SUBSCRIBE NOW
OPINION

Insight: Roaring into the 20s

Jackie Mundt
Jackie Mundt is a Pratt County farmer, rancher and agriculture promoter.

Almost 15 years ago, I gave what would be one of the most important speeches of my career at the National FFA Convention. I agonized over creating the right message in hopes of making a lasting impact.

Years later, I watched another FFA member give the exact same speech. It had different stories, but the main points and overall message were the same. I was shocked because there was no way that this FFA member heard my speech. Their own life experiences must have led them to the same thoughts I had more than a decade prior.

Maybe it is a function of human nature or the product of a constant struggle to achieve the things we yearn for like success, love or the American Dream; ideas and lessons are rarely completely original or unique. Humans throughout history seem to live the same stories and plots repeatedly.

A few weeks ago, in my preoccupation with the too-short span between Thanksgiving and Christmas, I received invitations to multiple Roaring Twenties themed New Year’s Eve parties. What an original idea (at least to me), to celebrate a time that history books hailed as a time of whimsy, spectacle and entertainment.
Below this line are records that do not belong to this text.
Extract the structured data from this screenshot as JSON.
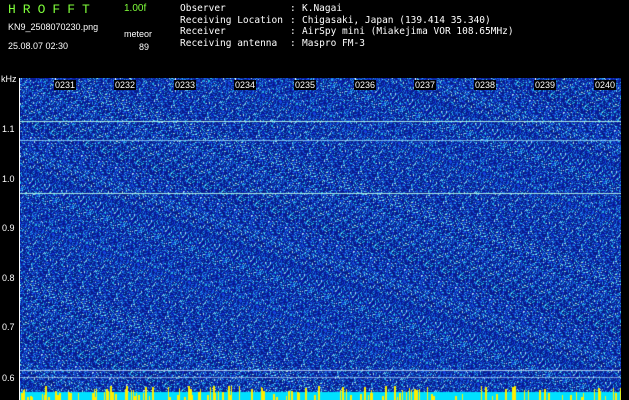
{
  "header": {
    "logo_text": "HROFFT",
    "version": "1.00f",
    "file_name": "KN9_2508070230.png",
    "datetime": "25.08.07 02:30",
    "meteor_label": "meteor",
    "meteor_count": "89"
  },
  "meta": [
    {
      "label": "Observer",
      "value": "K.Nagai"
    },
    {
      "label": "Receiving Location",
      "value": "Chigasaki, Japan (139.414 35.340)"
    },
    {
      "label": "Receiver",
      "value": "AirSpy mini (Miakejima VOR 108.65MHz)"
    },
    {
      "label": "Receiving antenna",
      "value": "Maspro FM-3"
    }
  ],
  "axis": {
    "unit": "kHz",
    "y_labels": [
      "1.1",
      "1.0",
      "0.9",
      "0.8",
      "0.7",
      "0.6"
    ],
    "x_labels": [
      "0231",
      "0232",
      "0233",
      "0234",
      "0235",
      "0236",
      "0237",
      "0238",
      "0239",
      "0240"
    ]
  },
  "colors": {
    "background": "#000000",
    "spectrum_base": "#0a1a9a",
    "noise_bright": "#7ad8ff",
    "line_signal": "#8fe0ff",
    "bottom_band": "#00e0ff",
    "bottom_spikes": "#ffee00",
    "logo": "#7fff3a"
  }
}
Since then, this idea that history repeats itself and has been on my mind. What will the 2020s have in common with the 1920s, and, more importantly, what can be learned from a decade that earned the moniker “roaring?”

This curiosity led me to a brief internet refresher because the attributes filling my mind were all the “Great Gatsby.” My search revealed interesting facts and similarities to modern life in this gap between World War I and the Great Depression.

Like today, there was a presidential election. Warren Harding’s successful campaign used the slogan “Return to Normalcy,” painting a nostalgic picture of life before WW I, which ended a year earlier. Harding called for politics that were, “not the dramatic, but the dispassionate” and for people to remember that “human ills are not curable by legislation … excess of government offer(s) no substitute for quality of citizenship.” President Harding was popular until scandals came to light after his death in 1923.

The title roaring came from all of the excitement of the time. The economy was growing. New products like automobiles, moving pictures and radio brought “modernity” to the masses. Social change was prevalent with women winning the right to vote in many states and national debates taking place about prohibition, immigration, political corruption and industrialization. It was the age of Gatsby with jazz, art deco, flappers and speakeasys. The decade has a larger than life zeitgeist.

The Roaring Twenties had a definitive and halting end. All that prosperity and liveliness faded with the crash of the stock marketing in October of 1929 and a new era of hardship and scarcity in the Great Depression.

Parallels exist between the two times. Politicians are human, and humans are fallible. Some people still yearn for normalcy, while others desire social and political change. Technology and the economy have points of great growth, but that will not last forever.

My takeaway is simple. Spirit not circumstance can define people. Times will be both better and worse in my future. Be thankful for your current blessings and live life gregariously and fully at all times.

"Insight" is a weekly column published by Kansas Farm Bureau, the state's largest farm organization whose mission is to strengthen agriculture and the lives of Kansans through advocacy, education and service. Copyright © 2019 Kansas Farm Bureau, All rights reserved.